March 10, 2015
Modern Iranian Recipes Honor Persian Tradition
Nearly four millennia ago, Persian recipes were recorded in cuneiform script on clay tablets. The notes etched in stone have been at the heart of Iranian culinary tradition for years –in everything from daily snacks to winter solstice celebration meals and Persian New Year dishes.
Persian food is traditionally categorized as either “hot” (garmi) or “cold” (sardi). “Hot” or garmi foods are rich, highly processed, oily, calorie-heavy or very sweet or spicy. They thicken blood and speed metabolism. “Cold” or sardi foods are the opposite –fresh and light. They dilute blood, and slow metabolism. Dates and grapes, for example, are considered “hot” and plums, peaches and oranges are “cold.”
In “Food of Life: Ancient Persian and Modern Iranian Cooking and Ceremonies,” famed “Persian cuisine guru” Najmieh Batmanglij expands on this idea as both a cook and a mother:
“It takes a certain skill to correctly select food for the family, since people too can have ‘hot’ and ‘cold’ natures. An extremely out-of-balance diet can lead to illness. For example, those with ‘hot’ natures must eat ‘cold’ foods to achieve balance. My older son, like many children, sometimes eats too many dates or chocolate. Because he has a ‘hot’ nature -something I learned very early in his life- too much of this hot food does not agree with him at all. Drinking watermelon or grapefruit juice, or the nectar from other ‘cold fruits, quickly helps restore his balance -and his smile.”
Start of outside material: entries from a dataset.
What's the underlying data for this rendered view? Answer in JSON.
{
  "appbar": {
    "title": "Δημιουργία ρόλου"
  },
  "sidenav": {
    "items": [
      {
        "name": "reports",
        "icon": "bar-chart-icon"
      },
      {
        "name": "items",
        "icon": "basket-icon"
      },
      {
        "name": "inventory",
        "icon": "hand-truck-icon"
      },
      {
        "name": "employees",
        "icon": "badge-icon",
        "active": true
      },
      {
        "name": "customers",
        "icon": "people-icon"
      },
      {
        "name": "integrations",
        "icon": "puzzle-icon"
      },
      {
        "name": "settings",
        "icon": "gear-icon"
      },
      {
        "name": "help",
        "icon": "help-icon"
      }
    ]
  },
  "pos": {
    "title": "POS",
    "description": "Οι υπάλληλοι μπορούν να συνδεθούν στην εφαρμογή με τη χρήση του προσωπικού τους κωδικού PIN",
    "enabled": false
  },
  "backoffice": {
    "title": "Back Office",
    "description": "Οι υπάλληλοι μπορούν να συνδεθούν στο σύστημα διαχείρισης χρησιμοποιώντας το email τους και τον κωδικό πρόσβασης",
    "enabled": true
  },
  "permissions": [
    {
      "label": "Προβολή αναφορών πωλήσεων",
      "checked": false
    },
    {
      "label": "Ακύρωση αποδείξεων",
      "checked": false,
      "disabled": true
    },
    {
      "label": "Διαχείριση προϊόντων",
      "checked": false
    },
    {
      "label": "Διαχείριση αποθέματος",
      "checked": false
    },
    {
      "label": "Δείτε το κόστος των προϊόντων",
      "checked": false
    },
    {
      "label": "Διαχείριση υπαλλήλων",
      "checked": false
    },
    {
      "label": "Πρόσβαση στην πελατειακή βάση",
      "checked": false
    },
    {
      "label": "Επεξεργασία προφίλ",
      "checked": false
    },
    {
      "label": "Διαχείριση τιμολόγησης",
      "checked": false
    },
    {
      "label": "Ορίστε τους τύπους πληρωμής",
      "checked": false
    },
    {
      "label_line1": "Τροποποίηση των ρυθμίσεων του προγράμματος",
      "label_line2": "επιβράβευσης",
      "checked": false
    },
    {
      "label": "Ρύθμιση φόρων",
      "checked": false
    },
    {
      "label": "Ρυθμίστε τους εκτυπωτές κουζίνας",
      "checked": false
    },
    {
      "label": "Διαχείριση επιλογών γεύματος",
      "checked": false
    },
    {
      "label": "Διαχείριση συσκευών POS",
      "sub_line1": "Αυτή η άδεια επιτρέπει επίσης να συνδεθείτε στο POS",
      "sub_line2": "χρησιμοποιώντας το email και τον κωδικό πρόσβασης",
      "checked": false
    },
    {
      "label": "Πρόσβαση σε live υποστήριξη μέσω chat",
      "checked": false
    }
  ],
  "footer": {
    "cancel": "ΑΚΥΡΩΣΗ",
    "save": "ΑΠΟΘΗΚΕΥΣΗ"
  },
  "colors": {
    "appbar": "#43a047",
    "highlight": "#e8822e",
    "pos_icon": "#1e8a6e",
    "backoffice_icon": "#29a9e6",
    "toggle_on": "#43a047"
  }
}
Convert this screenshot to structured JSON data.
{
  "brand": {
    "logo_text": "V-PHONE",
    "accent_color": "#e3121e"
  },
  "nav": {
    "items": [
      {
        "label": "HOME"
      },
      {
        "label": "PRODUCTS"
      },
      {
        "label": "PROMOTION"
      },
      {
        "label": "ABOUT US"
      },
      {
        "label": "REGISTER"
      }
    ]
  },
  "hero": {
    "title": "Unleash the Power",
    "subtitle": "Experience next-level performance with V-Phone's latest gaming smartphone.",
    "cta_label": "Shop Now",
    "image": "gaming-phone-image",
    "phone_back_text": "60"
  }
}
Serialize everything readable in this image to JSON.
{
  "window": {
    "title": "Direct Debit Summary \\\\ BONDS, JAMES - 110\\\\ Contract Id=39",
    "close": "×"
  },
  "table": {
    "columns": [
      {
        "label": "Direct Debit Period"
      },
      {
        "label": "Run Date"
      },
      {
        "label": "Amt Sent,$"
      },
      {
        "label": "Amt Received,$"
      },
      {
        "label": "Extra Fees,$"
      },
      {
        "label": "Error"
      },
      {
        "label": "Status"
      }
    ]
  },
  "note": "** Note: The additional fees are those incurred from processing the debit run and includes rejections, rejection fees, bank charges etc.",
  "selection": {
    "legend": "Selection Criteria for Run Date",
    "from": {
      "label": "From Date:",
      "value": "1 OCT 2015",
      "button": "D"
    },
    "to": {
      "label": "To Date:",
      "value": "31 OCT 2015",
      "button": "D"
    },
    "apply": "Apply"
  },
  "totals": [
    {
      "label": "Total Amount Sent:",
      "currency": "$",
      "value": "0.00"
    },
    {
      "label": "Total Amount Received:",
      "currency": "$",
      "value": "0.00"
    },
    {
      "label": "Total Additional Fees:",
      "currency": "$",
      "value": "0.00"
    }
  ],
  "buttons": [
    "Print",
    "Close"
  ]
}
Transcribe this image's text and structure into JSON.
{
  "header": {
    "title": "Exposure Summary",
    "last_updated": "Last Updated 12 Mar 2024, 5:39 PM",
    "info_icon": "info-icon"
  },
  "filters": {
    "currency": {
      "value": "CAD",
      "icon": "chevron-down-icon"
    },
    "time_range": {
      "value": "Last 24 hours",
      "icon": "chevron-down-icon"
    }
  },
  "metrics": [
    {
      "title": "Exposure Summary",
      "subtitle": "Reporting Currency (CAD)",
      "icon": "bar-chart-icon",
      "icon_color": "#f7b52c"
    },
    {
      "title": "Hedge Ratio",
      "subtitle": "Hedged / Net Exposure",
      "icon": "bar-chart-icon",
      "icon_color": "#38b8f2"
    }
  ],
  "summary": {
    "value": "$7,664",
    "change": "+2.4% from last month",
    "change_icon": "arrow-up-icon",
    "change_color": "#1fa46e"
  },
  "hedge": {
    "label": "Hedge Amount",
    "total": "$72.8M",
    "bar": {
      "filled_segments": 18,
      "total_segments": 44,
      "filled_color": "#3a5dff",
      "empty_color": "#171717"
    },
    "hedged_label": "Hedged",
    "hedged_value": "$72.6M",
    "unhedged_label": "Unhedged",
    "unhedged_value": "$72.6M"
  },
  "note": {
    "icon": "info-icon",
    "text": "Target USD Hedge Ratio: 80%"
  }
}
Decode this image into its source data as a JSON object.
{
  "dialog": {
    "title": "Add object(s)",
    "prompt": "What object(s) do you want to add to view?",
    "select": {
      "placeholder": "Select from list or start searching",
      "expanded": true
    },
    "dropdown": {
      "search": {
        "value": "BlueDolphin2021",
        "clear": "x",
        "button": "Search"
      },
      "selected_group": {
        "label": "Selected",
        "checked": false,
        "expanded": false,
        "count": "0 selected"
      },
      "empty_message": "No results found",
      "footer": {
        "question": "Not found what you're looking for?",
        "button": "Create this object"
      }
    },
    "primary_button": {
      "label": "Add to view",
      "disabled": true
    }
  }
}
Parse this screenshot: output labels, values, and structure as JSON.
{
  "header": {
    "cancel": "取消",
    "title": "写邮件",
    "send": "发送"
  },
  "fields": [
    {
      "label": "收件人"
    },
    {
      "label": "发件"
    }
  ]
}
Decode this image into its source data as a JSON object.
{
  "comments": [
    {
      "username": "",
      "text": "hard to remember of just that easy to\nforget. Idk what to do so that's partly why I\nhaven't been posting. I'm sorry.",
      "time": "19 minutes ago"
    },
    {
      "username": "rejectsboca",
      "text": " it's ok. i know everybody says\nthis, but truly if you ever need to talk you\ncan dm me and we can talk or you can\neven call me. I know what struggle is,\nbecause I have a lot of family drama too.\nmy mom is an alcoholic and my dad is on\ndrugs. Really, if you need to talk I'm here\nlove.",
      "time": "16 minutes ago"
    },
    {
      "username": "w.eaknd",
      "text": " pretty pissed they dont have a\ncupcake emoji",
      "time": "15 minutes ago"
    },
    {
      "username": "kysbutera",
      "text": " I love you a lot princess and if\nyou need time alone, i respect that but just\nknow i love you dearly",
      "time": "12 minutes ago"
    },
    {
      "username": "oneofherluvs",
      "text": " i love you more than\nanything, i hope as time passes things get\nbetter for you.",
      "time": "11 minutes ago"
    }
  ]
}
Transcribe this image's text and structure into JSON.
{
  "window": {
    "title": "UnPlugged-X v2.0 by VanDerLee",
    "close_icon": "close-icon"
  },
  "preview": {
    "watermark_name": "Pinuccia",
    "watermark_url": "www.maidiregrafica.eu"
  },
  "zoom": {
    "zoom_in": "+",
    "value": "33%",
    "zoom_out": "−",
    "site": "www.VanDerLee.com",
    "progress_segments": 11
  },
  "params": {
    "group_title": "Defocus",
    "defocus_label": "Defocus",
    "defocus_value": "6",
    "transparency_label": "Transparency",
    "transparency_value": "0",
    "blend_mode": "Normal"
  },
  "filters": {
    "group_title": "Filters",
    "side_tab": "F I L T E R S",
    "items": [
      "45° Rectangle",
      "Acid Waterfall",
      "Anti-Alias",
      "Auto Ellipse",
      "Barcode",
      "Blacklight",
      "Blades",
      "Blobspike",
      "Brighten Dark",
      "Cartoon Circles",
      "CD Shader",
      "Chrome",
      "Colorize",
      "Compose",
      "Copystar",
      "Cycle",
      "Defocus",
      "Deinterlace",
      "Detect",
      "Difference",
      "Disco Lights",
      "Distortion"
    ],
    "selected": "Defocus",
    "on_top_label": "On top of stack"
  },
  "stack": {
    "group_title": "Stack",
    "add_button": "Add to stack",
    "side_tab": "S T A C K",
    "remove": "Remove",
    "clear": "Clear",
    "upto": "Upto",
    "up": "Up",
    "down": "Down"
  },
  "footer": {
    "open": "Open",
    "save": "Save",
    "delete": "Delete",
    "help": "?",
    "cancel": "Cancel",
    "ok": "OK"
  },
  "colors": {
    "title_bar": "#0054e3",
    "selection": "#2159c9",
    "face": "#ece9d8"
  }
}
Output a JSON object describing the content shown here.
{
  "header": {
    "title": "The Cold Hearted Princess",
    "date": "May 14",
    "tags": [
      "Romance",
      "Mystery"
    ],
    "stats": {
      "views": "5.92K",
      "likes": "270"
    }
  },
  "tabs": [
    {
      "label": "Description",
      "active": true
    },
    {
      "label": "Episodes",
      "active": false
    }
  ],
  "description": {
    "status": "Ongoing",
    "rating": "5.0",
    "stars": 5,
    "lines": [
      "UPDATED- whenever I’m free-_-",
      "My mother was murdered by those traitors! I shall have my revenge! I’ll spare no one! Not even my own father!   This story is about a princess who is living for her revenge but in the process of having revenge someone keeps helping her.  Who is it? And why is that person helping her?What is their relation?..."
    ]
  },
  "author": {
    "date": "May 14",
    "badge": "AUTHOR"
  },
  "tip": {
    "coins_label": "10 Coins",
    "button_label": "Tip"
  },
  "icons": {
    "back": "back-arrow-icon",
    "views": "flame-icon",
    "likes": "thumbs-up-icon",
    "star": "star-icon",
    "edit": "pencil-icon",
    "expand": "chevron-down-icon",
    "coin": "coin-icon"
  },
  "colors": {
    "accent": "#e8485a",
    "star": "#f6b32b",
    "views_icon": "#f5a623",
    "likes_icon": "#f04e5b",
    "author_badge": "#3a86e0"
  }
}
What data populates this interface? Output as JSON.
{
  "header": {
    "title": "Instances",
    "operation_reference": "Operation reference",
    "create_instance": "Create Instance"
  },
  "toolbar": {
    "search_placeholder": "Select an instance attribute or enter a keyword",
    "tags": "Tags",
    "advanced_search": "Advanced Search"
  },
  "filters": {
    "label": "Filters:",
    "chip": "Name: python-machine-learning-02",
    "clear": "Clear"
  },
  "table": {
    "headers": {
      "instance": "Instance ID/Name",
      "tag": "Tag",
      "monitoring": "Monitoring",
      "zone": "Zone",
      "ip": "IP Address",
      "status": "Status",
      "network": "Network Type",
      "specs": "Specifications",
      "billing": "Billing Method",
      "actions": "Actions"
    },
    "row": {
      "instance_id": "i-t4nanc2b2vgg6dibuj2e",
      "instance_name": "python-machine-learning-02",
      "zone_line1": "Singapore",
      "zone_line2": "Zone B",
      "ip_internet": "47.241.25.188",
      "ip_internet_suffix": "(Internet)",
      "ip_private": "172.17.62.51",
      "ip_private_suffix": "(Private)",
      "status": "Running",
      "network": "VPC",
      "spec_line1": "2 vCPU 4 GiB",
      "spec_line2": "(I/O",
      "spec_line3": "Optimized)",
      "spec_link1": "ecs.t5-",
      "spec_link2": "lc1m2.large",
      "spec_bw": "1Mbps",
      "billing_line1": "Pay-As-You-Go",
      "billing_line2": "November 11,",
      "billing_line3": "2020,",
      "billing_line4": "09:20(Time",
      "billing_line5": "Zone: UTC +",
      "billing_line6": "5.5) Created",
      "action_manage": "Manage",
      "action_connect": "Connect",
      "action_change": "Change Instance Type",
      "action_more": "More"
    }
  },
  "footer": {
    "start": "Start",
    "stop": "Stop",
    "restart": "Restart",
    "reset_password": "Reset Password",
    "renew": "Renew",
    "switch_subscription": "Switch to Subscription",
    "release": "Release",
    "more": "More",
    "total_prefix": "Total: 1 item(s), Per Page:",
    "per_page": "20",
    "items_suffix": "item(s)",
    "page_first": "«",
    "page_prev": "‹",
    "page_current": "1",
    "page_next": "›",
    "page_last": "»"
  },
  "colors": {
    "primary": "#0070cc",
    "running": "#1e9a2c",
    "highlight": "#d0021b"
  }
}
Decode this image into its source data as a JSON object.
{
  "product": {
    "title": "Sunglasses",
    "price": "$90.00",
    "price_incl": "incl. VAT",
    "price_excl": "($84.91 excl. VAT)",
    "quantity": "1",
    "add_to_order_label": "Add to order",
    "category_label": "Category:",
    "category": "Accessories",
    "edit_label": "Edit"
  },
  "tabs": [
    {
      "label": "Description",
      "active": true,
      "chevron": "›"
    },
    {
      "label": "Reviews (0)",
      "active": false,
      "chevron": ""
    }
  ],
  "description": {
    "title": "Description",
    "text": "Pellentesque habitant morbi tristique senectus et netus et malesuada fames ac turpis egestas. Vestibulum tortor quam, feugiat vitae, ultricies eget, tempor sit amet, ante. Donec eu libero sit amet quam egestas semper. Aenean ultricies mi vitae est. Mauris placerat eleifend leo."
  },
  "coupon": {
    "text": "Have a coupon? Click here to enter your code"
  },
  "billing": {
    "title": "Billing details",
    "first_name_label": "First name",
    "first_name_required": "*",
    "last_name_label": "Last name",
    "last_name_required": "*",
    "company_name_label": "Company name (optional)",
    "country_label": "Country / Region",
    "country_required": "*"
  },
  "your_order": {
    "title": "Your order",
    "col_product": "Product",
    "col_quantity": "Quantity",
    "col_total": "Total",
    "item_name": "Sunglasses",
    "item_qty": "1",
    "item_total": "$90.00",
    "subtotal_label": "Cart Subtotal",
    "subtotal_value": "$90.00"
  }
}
If the practice is unfamiliar, the concept of a balanced diet certainly is not. Batmanglij joined The Kojo Nnamdi Show Wednesday, March 11 to share her favorite traditions ahead of Nowruz, or Persian New Year. One staple at every Nowruz table is a delicious noodle and chickpea soup, which symbolizes good fortune and fruitful endeavors in the new year.
Check out the recipe below!